Angelina Jolie fits the mask pretty well, except for her lips being larger than average, which should come as no surprise. (Her head is tilted downward in this photo, which would account for some of the ill-fit around the jawline).
Jolie's counterpart in beauty, Brad Pitt, however, doesn't fit the Mask well at all. At its best fit (top), the Mask would indicate that Pitt's nose is too wide, and his jawline too pronounced for mathematical beauty.
Soccer superstar turned occasional model, David Beckham, however, fits the Mask almost perfectly, the only variation seeming to occur in the brow area, though the flattened eyebrow area is not uncommon in European caucasians. It would be of no surprise to Marquardt that Beckham fits the Mask so well, as the doctor feels that athletes are predisposed to physical symmetry. It is this symmetry which makes them good athletes, and results in so many athletes being attractive.
Actress Megan Fox also fits the Mask exceptionally well.
Dianna Agron of the TV show Glee, fits Marquardt's Frontal Smiling Mask nearly perfectly.
Perennial beauty, Grace Kelly also fits the Lateral Mask quite well.
The biggest surprise for me was how well the Mask fit actress Barbara Hale, whose face I had decided to plot just because she had been one of Gil Elvgren's models. Elvgren defintiely had a good eye for beauty.
Marquardt also superimposes his Mask on several pieces of famous art on the MBA site.
A painting of The Madonna by Raphael
Lady Agnew by John Singer Sargent. Lady Agnew was considered a beauty, and Sargent's painting does her comeliness justice.
I also mapped a few images by artists whom I have previously profiled for their personal senses of beauty.
In this classic pin-up, the Mask fits Elvgren's portrayal of smiling model Janet Rae perfectly, except in the eyebrows, which the artist intentionally exaggerated.
Andrew Loomis' excellent painting of a man has features which match the size and relative shape of Marquardt's Mask, but the placement of those features is quite different from the Mask's layout.
Waterhouse's ideal of beauty doesn't match the Phi Mask at all.

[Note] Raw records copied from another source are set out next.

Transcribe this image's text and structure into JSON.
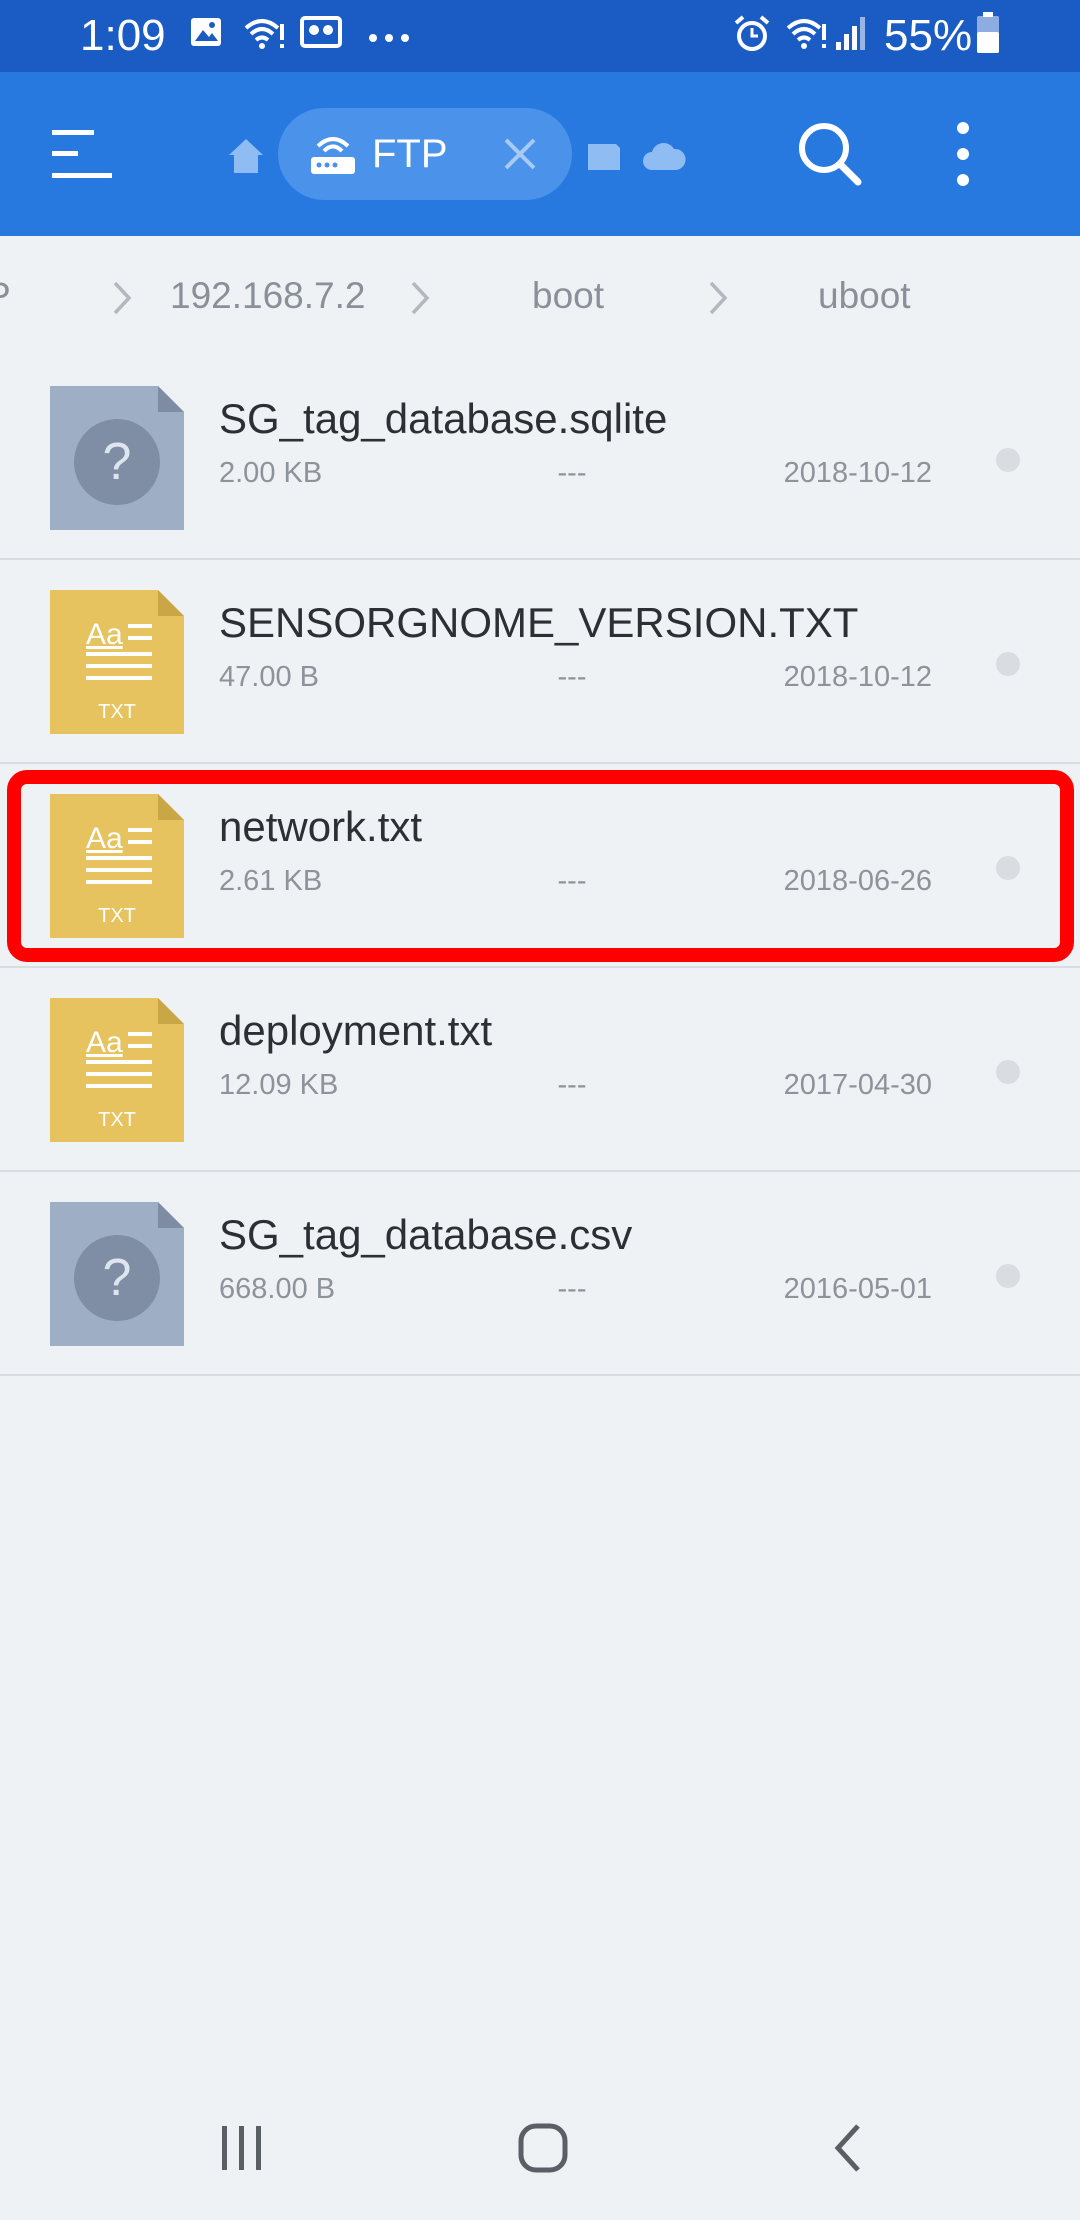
{
  "status_bar": {
    "time": "1:09",
    "battery_percent": "55%",
    "left_icons": [
      "image-icon",
      "wifi-alert-icon",
      "voicemail-icon",
      "more-dots-icon"
    ],
    "right_icons": [
      "alarm-icon",
      "wifi-icon",
      "signal-icon",
      "battery-icon"
    ]
  },
  "app_bar": {
    "tabs": [
      {
        "icon": "home-icon"
      },
      {
        "icon": "ftp-icon",
        "label": "FTP",
        "active": true
      },
      {
        "icon": "sd-card-icon"
      },
      {
        "icon": "cloud-icon"
      }
    ],
    "actions": [
      "search-icon",
      "more-vert-icon"
    ]
  },
  "breadcrumb": {
    "items": [
      "192.168.7.2",
      "boot",
      "uboot"
    ]
  },
  "files": [
    {
      "name": "SG_tag_database.sqlite",
      "size": "2.00 KB",
      "perm": "---",
      "date": "2018-10-12",
      "type": "unknown"
    },
    {
      "name": "SENSORGNOME_VERSION.TXT",
      "size": "47.00 B",
      "perm": "---",
      "date": "2018-10-12",
      "type": "txt"
    },
    {
      "name": "network.txt",
      "size": "2.61 KB",
      "perm": "---",
      "date": "2018-06-26",
      "type": "txt"
    },
    {
      "name": "deployment.txt",
      "size": "12.09 KB",
      "perm": "---",
      "date": "2017-04-30",
      "type": "txt"
    },
    {
      "name": "SG_tag_database.csv",
      "size": "668.00 B",
      "perm": "---",
      "date": "2016-05-01",
      "type": "unknown"
    }
  ],
  "file_icons": {
    "txt": {
      "top_text": "Aa",
      "bottom_text": "TXT",
      "color": "#e6c35e"
    },
    "unknown": {
      "glyph": "?",
      "color": "#9eaec5"
    }
  },
  "highlighted_file_index": 2,
  "highlight_color": "#ff0000",
  "nav_bar": [
    "recents-icon",
    "home-circle-icon",
    "back-icon"
  ]
}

Despite Marquardt's claims of the Mask's universality, detractors point out that it best fits northern European caucasian women with masculine features. This is very much due to the data collected from supermodels. (One supporter of Marquardt claims that supermodels are chosen for their masculine attributes by homosexual clothing designers who prefer the looks of males. To me, this theory seems a bit far-fetched and near-sighted at the same time. It is more likely that the women are chosen for their body types, and how those body types showcase the clothing: that the woman have features commonly associated with men has more to do with physical traits common to their body shape. Models are often chosen in their teens because their general body shape is correct, but their facial features do not yet have the angularity of an adult).
The Mask can be used much like the construction faces put forth by artists such as Andrew Loomis. On the MBA site, frontal and lateral masks are downloadable, in both smiling and repose expressions, and these can be compared to your own artwork. The easiest way to superimpose the Mask on your artwork is through photo-imaging software, such as Photoshop. In Photoshop, open your artwork, and create a new multiply layer (under the 'Mode' tab, choose 'Multiply' when creating the layer). Paste a copy of the Mask in that layer, and transform its size using the Scale feature. Tips on re-sizing the Mask can be found on the MBA site under the category Mask Applications: You and the Mask.